:: Task prompt ::
Consider the entries given below. Count the lines that include "check" and give only the count.

:: Information given ::
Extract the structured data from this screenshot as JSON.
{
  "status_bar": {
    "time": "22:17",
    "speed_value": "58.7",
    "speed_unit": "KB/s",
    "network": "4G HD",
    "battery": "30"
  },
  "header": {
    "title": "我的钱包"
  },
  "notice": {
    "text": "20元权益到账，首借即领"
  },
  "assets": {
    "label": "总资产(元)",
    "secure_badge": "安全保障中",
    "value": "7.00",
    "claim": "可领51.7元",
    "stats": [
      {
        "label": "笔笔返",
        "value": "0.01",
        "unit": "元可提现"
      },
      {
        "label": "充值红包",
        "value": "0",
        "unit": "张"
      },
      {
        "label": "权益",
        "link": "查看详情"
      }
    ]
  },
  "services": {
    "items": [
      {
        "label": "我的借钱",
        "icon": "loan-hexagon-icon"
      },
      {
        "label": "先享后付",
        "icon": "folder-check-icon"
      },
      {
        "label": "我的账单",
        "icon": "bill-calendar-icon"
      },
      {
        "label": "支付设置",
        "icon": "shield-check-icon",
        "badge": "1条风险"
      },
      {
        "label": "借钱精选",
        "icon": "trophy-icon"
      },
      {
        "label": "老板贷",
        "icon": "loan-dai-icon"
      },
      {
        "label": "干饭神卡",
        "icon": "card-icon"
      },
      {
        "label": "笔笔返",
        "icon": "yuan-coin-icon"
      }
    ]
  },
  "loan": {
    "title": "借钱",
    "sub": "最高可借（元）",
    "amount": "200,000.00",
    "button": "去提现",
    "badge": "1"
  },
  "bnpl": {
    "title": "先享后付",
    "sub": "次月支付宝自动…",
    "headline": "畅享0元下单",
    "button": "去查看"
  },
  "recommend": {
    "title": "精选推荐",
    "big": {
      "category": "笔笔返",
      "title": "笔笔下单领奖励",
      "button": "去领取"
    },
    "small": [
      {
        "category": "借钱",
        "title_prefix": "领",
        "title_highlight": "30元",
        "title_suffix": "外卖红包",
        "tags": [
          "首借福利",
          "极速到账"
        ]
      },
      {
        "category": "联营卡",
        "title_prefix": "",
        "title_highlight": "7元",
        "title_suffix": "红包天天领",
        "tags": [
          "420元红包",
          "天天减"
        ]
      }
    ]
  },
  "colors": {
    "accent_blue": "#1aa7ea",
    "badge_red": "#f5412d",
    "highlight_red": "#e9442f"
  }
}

:: Solution ::
2